Colorado's tragic legacy of mass shootings/bombings
Monday's tragedy in the Arvada business district in Colorado which left three people dead is the latest of a stunning history of mass killings in that state.
Colorado is home to the notorious April 20, 1999 Columbine High School tragedy when two students perpetrated a failed mass bombing intended to blow their school off the face of the planet. When two massive bombs planted in the school's cafeteria failed to detonate, these killers moved into active shooter mode. They murdered 12 students and one teacher, wounded more than 20 others, and tossed handheld incendiary devices while firing hundreds of rounds of bullets. They then turned their guns on themselves.
Presently, Colorado ranks sixth highest in the nation for public mass shootings.
Authorities report that one of the people killed in Arvada, a "Samaritan," lost his life trying to stop the shooter and that his actions prevented what could have been a higher death count. Prior to Monday's tragedy in Arvada, the Denver Post published research summarizing Colorado's deadly growing legacy (see above).
As the WVPI has previously reported, "Columbine" has served as the inspiration for countless other deadly attacks in Colorado, across the country, and world-wide.

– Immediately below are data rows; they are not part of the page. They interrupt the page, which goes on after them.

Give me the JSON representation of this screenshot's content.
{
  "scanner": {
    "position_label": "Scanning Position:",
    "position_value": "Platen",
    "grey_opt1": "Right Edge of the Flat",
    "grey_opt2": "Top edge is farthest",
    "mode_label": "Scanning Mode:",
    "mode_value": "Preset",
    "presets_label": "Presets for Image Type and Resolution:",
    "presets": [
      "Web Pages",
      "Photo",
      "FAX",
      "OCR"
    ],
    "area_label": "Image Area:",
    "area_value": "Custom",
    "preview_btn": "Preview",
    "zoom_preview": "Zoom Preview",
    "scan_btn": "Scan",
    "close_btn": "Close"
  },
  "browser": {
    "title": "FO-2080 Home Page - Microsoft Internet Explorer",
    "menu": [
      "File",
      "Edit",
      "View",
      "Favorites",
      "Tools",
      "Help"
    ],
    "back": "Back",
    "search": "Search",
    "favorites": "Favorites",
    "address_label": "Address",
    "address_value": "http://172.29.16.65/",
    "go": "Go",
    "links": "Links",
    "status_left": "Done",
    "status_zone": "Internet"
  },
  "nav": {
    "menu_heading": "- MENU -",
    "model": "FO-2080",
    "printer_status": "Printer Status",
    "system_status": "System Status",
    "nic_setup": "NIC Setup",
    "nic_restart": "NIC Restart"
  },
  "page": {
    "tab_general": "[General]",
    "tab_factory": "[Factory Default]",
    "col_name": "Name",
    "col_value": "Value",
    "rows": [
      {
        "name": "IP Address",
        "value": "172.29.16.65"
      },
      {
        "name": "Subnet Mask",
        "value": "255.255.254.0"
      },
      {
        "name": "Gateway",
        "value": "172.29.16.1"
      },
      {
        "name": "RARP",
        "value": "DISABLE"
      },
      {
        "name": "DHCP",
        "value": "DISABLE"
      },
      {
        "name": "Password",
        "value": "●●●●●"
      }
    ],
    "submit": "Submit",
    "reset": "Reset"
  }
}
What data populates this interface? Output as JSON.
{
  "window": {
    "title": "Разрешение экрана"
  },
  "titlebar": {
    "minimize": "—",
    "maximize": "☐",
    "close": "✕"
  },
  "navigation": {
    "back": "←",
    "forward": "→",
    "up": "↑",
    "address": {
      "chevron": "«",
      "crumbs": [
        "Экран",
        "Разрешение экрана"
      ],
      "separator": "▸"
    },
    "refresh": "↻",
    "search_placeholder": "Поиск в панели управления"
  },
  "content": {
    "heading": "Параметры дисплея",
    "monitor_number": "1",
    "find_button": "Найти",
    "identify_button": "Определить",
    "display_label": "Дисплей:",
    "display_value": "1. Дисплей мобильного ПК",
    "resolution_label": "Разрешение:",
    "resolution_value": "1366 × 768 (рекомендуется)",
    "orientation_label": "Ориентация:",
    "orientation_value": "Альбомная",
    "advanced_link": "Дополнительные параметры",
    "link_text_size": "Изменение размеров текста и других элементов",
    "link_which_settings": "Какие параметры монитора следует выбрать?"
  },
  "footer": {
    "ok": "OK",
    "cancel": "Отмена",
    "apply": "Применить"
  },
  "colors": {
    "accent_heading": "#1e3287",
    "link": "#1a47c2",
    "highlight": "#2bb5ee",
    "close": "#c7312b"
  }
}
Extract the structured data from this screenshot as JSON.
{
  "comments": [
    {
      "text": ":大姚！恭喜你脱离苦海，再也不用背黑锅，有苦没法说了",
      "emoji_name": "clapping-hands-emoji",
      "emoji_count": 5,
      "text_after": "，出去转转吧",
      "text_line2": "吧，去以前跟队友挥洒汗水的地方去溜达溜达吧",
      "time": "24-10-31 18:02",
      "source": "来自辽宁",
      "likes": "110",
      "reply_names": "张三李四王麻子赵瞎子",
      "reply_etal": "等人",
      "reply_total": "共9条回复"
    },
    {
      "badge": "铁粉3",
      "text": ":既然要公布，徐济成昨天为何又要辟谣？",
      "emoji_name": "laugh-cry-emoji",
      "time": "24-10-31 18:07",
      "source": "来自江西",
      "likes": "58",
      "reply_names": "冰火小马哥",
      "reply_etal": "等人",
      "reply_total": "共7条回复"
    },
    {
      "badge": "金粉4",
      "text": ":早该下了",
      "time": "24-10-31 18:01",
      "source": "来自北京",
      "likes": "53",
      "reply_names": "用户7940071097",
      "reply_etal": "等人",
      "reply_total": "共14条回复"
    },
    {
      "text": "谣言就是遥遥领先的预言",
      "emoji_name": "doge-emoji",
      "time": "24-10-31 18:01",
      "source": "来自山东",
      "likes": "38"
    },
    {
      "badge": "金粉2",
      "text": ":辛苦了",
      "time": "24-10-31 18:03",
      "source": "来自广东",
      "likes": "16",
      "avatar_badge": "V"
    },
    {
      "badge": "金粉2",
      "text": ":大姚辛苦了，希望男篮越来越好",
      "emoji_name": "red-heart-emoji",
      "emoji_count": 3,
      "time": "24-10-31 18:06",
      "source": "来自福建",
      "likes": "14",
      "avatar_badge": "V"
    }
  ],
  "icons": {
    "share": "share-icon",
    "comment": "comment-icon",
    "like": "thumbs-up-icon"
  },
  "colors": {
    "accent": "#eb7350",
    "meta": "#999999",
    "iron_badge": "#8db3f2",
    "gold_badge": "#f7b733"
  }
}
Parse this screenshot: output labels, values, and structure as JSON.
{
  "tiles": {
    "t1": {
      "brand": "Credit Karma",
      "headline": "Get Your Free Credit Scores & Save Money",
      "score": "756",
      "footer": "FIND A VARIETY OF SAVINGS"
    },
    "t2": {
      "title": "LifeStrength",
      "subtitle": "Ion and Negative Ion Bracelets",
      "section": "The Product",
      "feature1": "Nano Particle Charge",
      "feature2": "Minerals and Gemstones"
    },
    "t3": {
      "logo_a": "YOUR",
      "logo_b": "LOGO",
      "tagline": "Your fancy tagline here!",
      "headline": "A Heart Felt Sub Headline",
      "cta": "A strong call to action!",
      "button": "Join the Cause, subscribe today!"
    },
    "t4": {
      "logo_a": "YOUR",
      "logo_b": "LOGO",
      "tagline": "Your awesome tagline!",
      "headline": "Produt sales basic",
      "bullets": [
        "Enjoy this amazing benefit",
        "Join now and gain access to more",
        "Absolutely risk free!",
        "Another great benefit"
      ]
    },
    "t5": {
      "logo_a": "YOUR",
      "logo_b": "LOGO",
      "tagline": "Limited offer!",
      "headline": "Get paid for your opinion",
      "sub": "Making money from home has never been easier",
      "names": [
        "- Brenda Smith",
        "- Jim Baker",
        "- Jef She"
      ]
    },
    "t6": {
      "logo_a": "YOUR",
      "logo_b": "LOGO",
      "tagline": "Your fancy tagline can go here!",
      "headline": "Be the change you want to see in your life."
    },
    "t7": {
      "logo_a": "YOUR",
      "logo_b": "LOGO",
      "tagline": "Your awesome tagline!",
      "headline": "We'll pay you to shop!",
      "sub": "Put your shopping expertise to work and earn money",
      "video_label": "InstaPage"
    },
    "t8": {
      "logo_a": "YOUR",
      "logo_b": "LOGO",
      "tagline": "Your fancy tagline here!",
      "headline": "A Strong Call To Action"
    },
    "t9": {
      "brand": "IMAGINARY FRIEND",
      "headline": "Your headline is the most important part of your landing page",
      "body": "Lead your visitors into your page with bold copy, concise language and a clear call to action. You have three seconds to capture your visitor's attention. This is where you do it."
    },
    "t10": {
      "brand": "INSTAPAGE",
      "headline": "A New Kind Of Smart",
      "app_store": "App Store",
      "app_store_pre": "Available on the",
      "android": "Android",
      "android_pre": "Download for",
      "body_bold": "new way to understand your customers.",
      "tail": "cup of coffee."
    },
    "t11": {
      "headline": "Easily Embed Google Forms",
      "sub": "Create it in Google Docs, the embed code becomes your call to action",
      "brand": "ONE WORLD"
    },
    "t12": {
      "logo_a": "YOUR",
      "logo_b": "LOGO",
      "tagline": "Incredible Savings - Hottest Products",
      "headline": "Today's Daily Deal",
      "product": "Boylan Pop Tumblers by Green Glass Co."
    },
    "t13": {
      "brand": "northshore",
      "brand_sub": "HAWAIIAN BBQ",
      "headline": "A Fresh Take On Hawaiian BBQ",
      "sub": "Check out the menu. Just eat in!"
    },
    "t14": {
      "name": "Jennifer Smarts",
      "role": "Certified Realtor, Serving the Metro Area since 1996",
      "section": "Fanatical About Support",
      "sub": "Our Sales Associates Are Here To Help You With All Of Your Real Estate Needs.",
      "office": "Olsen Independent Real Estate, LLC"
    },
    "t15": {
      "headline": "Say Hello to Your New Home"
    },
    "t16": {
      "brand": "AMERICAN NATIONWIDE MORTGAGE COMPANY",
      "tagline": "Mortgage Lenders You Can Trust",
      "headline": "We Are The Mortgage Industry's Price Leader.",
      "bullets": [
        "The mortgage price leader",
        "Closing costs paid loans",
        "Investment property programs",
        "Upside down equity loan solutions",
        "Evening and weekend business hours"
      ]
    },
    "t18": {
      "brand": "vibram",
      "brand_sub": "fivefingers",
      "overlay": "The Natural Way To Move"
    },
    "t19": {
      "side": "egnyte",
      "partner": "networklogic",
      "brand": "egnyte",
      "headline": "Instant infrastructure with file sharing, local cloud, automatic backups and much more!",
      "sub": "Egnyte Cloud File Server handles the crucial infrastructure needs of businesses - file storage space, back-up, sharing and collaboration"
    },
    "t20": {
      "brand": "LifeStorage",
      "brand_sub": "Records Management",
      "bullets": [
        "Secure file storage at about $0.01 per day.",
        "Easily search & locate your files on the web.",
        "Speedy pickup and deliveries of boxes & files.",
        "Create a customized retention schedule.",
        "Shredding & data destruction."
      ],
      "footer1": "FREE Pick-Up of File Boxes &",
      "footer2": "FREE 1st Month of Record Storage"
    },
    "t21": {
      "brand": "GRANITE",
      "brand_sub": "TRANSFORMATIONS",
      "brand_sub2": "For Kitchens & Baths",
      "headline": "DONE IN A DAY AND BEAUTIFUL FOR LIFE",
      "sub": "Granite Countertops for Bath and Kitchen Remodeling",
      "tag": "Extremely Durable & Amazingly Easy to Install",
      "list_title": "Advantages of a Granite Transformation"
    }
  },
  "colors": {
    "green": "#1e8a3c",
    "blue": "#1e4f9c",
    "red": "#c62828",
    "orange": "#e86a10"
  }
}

Columbine "copycats" were responsible for such tragedies as the December 2012 assault at Sandy Hook Elementary School in Connecticut which left 28 people dead, mostly first grade children, and the October 2018 massacre at the Kerch Polytechnic College in the Ukraine where 20 people were shot dead and 70 others wounded. Others were injured at Kerch by similar handheld explosives to those detonated at Columbine. Like the Columbine killers, both shooters committed suicide on scene.